Grantland logo

Marvel Announces Wolverine Will Die, and Maybe It Will Even Count This Time

Regular death tends to be permanent, whereas comic-book death is by definition temporary. It’s a hassle, for sure. But comic-book death is almost never, y’know, a death sentence.

There’s a reason why comic-book death has its own Wikipedia page, distinct from the Wikipedia page for regular death. Regular death (“the cessation of all biological functions that sustain a living organism”) tends to be permanent, whereas comic-book death is by definition temporary. It’s a hassle, for sure. It can sometimes take years to wear off, and heroes who recover from it usually have to spend at least the next six months straightening things out with whichever protégés or impostors took up their cowl and/or cape in the interim. There are probably also some really annoying tax implications.

But comic-book death is almost never, y’know, a death sentence. Ask Superman, who died in 1992 and was temporarily replaced by four super-ringers, including a cyborg and a guy who’d later be played by Shaq in a movie — no, not Kazaam. Or ask Batman. Ask Captain America, or ask his original sidekick, Bucky Barnes, who was, for years, one of the few exceptions that proved the rule about the cyclical nature of comic-book death, along with Batman’s second Robin, Jason Todd, and Spider-Man/Peter Parker’s Uncle Ben.

At this writing, Uncle Ben is still dead. Every other character mentioned in the preceding paragraph is once again alive and well and appearing in comics — including Peter Parker, d. 2012 after swapping bodies with his nemesis Doctor Octopus, triumphantly reborn earlier this month. Death is a life-changing event in comics — Superman, for example, came back from the grave with a super-mullet — but it’s strictly a giving-the-golden-goose-a-vacation kind of deal. Mainstream superhero comics are essentially movie merch now; at this point, even the local-news airheads who’ll rush down to Android’s Dungeon in September to shoot B-roll of speculators snapping up black-polybagged collectors’ editions have to be aware that mourning the death of a superhero with a movie franchise is like sitting shivah for the McRib.
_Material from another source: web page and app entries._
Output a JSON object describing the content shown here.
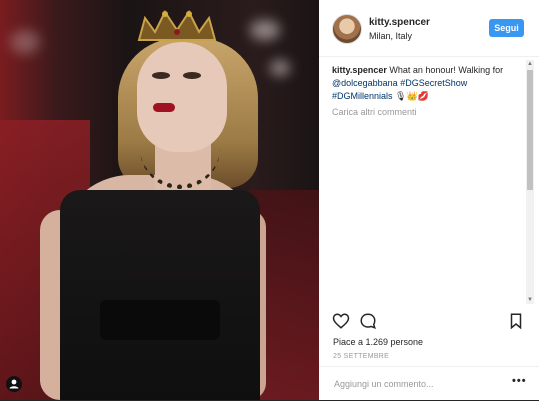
{
  "post": {
    "username": "kitty.spencer",
    "location": "Milan, Italy",
    "follow_label": "Segui",
    "caption": {
      "username": "kitty.spencer",
      "text_before": "What an honour! Walking for",
      "mention": "@dolcegabbana",
      "tag1": "#DGSecretShow",
      "tag2": "#DGMillennials",
      "emoji": "🎙👑💋"
    },
    "load_more_label": "Carica altri commenti",
    "likes_text": "Piace a 1.269 persone",
    "date": "25 SETTEMBRE",
    "add_comment_placeholder": "Aggiungi un commento...",
    "more_options": "•••"
  },
  "icons": {
    "like": "heart-icon",
    "comment": "comment-bubble-icon",
    "save": "bookmark-icon",
    "photo_tag": "person-tag-icon"
  },
  "colors": {
    "follow_button": "#3897f0",
    "link": "#003569",
    "muted": "#999999"
  }
}
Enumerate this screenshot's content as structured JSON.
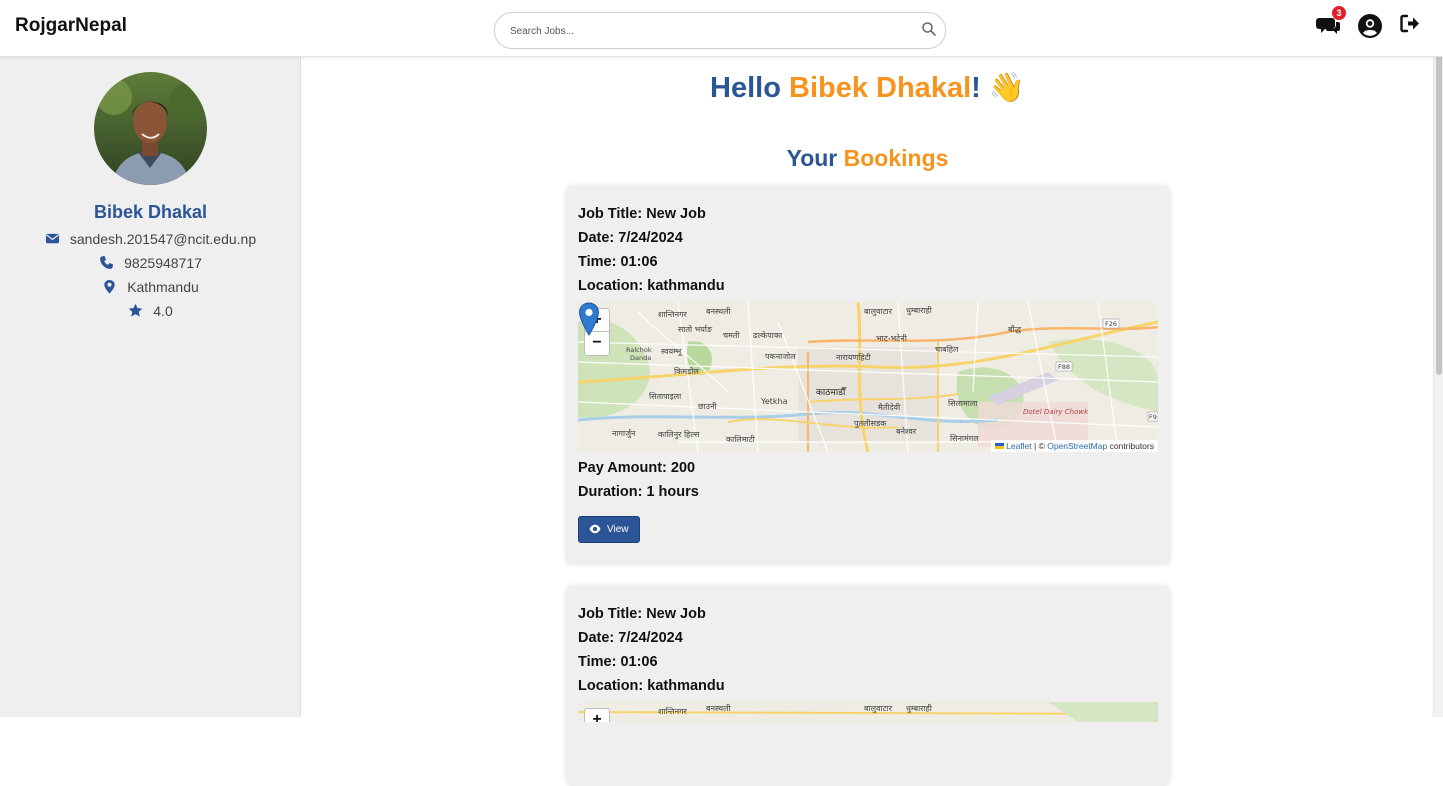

And yet: Marvel Comics has announced that Wolverine — one of its most popular characters ever, a Canadian mutant antihero with adamantium-laced bones and a knack for badass catchphrase coinage — will die this September. He’s actually died countless times in comics set in various dystopian future-worlds, beginning with the 1980 Uncanny X-Men story “Days of Future Past,” in which he’s disintegrated by a Sentinel, but what happens in alternate timelines stays in alternate timelines. This is a present-day death, the kind that almost sort of counts! It’ll happen in a four-issue series called Death of Wolverine, by writer Charles Soule and artist Steve McNiven. The final issue of the series goes on sale September 24; Wolverine will share a death-date with Theodor Seuss Geisel, the Frankish king Pepin the Short, and Manson Family killer Susan Atkins.

How he’ll die — and which of his many mortal enemies will be responsible, if it’s that kind of death — has yet to be revealed. In recent issues of his solo title Wolverine, during a self-explanatory story arc called “Killable,” a virus from the Microverse robbed him of the mutant healing factor that once gave him the ability to quickly recover from even the most catastrophic wounds. A 2008 miniseries depicted him surviving the bombing of Hiroshima; he also recently went to hell and back, literally. But the most significant development in recent Wolverine history is still the 2006 series Wolverine: Origin, which finally revealed Wolverine’s real name (James Howlett) and background (born in the 1880s on a farm in Alberta, Canada) and the existence of his long-lost son Daken (similar powers, hates his dad). These details had been shrouded in mystery since Wolverine was introduced as a one-off villain in a 1974 issue of The Incredible Hulk; in a sense, the end was the only story left untold.

Wolverine’s death opens up a number of exciting new storytelling avenues, and not just the always fascinating etiquette question of whether it’ll be more of a costumes-on or a street-clothes kind of super-funeral. As Marvel editor Mike Marts told Entertainment Weekly, “You’re gonna be entering into a world without Wolverine. That affects not only his teammates, but also the Marvel Universe at large. We’ve got a lot of things in the works already.” Including, presumably, Wolverine coming back to life. So, uh, rest in peace, bub. We’ll see you in about a year.